Perhaps Hemsworth is taking a cue from the mistakes Cyrus made in her own career, now an entire decade spent surrounded by notoriety and public scrutiny. The media terrorized Cyrus as she came of age in the spotlight. She has been criticized for her adolescent sexualization, notorious public statements and viral, incriminating videos. Hemsworth is in a position to act otherwise.
So it goes that Hemsworth is much more comfortable talking about his philanthropy. The conversation turns towards The Hunger Games and his character Gale Hawthorne, who is a defender and protector of children. “I definitely related to Gale,” he says. Hemsworth’s father has worked in child protection for 22 years, and Hemsworth himself is an ambassador for the Australian Childhood Foundation. “[It] is a foundation based on protecting children who are abused inside the home, outside of the home, in schools. It’s about making sure they grow up in families like where I grew up. I want to help children have best friends they can talk to or run to for advice and help get the kids out of these situations.”
I squint. There must be a different Hemsworth I cannot see, one I’m not allowed to get to, on the other side of those sunglasses.
* * *
The course is silent, save for the creaking of a tired mini-golf windmill. Hemsworth hits the ball with another near perfect putt. I feel like maybe he is taking something out on me, like he hasn’t got the knack for publicity, and the reporter must be punished with nine holes of nothingness. But he’s not angry-seeming, let alone malicious. He’s just oblivious to the struggles of a journalist with a bad golf swing.
A moment of clarity arises when I ask him about being cast in The Expendables 2 after being sliced from the first film. “That’s just the nature of the business,” he says, “and it’s never anything personal. It’s just what was right for the film at the time. I’m definitely a lot more confident in my acting—as I work and get more experience—and I think it’s a blessing. I respect Stallone immensely. I think he is an extremely smart guy. He built
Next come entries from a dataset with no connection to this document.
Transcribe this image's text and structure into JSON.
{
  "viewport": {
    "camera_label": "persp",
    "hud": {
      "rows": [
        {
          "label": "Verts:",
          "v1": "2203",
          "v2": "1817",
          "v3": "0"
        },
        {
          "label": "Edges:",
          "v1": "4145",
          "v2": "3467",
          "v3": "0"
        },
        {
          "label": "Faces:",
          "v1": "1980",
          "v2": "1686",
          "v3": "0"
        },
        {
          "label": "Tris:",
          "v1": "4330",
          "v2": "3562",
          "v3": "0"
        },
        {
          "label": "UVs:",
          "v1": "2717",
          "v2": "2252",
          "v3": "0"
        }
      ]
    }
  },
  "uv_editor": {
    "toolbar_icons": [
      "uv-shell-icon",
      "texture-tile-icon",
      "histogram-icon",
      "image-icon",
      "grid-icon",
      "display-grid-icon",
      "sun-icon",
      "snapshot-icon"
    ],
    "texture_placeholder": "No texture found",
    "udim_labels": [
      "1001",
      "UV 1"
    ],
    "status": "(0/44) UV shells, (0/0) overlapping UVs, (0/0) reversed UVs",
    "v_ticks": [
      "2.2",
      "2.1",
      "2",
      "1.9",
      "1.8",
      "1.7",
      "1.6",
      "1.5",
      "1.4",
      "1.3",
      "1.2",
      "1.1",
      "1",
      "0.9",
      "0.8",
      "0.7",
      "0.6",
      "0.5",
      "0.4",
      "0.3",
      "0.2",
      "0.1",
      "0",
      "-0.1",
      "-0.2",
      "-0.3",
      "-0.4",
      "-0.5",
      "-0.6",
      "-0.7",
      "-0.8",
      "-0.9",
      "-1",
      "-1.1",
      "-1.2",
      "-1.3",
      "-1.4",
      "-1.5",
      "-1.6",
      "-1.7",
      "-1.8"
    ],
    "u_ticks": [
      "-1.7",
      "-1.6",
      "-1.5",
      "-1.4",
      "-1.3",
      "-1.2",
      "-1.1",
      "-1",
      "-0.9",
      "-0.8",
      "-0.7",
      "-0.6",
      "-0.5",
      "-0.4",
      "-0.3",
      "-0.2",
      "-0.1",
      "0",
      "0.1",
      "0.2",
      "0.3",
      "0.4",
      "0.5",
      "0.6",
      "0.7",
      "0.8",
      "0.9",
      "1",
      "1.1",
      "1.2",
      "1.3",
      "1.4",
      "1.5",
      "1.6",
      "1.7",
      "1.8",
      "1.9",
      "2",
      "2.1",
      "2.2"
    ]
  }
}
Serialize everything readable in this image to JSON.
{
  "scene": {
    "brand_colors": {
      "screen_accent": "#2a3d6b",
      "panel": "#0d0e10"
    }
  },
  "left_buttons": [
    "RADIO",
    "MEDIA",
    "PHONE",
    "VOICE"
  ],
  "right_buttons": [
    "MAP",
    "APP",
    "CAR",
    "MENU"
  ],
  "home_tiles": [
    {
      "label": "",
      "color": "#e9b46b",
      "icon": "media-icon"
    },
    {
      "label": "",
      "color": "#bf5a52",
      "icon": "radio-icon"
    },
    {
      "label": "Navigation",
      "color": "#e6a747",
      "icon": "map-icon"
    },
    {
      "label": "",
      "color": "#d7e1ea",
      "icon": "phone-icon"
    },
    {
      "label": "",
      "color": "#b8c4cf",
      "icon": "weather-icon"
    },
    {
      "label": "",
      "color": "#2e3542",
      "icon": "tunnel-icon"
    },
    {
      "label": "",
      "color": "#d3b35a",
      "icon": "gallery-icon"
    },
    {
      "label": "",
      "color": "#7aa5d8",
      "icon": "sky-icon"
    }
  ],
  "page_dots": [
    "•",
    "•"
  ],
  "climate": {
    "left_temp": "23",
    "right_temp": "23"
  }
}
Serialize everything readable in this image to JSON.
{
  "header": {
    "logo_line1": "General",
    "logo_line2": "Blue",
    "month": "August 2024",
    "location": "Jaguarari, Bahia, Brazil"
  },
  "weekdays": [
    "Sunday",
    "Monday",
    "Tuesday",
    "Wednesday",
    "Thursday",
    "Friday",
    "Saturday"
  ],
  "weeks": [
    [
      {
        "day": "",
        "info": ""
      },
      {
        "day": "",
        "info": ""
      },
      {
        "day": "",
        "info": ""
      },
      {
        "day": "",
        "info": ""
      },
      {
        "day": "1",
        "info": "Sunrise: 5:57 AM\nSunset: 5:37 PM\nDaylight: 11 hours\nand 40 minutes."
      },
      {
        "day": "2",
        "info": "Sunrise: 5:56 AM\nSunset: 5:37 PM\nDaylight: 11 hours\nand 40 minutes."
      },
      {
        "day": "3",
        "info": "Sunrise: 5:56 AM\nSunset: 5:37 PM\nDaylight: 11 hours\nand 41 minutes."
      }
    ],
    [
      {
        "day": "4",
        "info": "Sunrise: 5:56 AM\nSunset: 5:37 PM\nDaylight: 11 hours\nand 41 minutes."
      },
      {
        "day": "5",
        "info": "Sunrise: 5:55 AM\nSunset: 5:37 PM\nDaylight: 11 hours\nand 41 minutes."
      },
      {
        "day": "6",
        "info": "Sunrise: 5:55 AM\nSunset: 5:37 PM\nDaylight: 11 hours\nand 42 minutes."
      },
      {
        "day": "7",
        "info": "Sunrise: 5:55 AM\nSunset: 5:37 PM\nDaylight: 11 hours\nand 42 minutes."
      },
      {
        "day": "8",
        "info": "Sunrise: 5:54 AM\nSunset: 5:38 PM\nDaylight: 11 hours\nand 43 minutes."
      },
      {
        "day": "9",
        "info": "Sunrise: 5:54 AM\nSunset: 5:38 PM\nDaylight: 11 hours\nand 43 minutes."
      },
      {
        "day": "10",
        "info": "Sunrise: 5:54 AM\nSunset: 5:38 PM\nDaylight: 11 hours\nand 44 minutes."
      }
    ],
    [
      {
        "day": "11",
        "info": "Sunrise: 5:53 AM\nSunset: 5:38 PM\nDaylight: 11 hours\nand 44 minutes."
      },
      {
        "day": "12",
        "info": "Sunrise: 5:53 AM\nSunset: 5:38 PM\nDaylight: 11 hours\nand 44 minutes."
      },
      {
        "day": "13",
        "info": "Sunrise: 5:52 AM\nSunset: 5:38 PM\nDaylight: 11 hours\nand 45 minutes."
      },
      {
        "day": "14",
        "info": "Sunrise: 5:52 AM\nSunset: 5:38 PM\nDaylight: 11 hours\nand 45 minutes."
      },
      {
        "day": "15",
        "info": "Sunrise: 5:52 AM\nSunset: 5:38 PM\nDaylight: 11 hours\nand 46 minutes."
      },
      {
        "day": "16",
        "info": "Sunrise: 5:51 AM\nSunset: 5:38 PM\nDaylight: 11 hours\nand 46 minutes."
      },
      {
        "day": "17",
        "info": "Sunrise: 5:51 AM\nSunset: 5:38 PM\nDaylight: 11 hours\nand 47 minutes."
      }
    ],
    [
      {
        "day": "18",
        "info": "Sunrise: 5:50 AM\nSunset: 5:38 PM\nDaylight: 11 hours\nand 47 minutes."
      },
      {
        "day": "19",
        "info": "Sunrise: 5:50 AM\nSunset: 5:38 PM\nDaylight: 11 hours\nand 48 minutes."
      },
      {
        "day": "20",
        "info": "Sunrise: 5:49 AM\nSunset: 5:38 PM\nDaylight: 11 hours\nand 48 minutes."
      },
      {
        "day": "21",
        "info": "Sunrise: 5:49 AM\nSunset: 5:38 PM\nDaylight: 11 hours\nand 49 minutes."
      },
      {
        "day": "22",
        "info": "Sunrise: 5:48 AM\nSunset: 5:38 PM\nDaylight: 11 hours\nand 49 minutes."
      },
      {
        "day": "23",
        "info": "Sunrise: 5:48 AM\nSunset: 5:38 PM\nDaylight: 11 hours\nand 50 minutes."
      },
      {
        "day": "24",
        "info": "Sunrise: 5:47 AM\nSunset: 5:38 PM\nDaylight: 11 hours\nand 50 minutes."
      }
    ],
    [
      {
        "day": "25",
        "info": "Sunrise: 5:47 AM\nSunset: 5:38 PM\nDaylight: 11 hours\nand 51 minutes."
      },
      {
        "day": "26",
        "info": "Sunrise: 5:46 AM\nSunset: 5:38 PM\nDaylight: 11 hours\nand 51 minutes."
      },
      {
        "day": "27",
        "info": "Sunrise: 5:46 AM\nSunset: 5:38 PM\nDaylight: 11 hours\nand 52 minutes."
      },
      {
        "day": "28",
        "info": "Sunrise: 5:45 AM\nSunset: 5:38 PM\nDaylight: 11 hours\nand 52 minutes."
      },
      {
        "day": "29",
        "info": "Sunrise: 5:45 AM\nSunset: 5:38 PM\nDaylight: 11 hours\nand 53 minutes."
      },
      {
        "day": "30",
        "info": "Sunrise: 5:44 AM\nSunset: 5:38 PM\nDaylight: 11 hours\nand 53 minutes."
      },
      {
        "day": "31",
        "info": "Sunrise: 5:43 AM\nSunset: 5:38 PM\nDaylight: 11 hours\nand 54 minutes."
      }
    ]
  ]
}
his career on his own.” I think about the young Stallone and how so many critics underestimated his staying power and wonder whether Hemsworth feels a mystic kinship for Sly for this reason among others.
But Hemsworth even pays his respects with concealed vagueness. “To come onto a set with all of these guys,” he says, “to find out how down to earth they all are, how professional, and just great guys who have been working for so long. Guys I’ve grown up watching. [To] be the new guy on the set and have them welcome me and make me feel comfortable….”
I may as well throw my recorder into the water trap. Hemsworth, undeterred and unaware of my frustration both in the interview and on the course, drops a beautiful putt into the cup. Of his upcoming independent film AWOL, he talks about how enjoyable it is to work on a small-budget film. “It was nice to have everyone on set who was there not to make money, but to create what we all thought was a great project,” he says. “To come to work with every day with these people who were so excited about it—it was a much different energy.”
Okay, there’s something there.
* * *
On paper, Liam Hemsworth is destined for success as an actor. But as he mumbles, “What else have I got?” in response to a lull, I wonder if he has what it takes to be a celebrity in this day and age. He is guarded to the point that borderlines on absurd.
Once seated in his sporty BMW—bidding me adieu—the sunglasses come off of the crystal blue eyes that probably could tell his story better on their own. He tousles his hair in the rearview mirror and pulls onto the road. Maybe he is wise to stagger his public offerings. Maybe a non-interview is better than being caught on camera smoking salvia or fondling a phallic birthday cake. Then again, maybe those things aren’t so bad after all. And you know what? It doesn’t matter, does it? Liam Hemsworth is going to be a big movie star. And that’s what talks the most.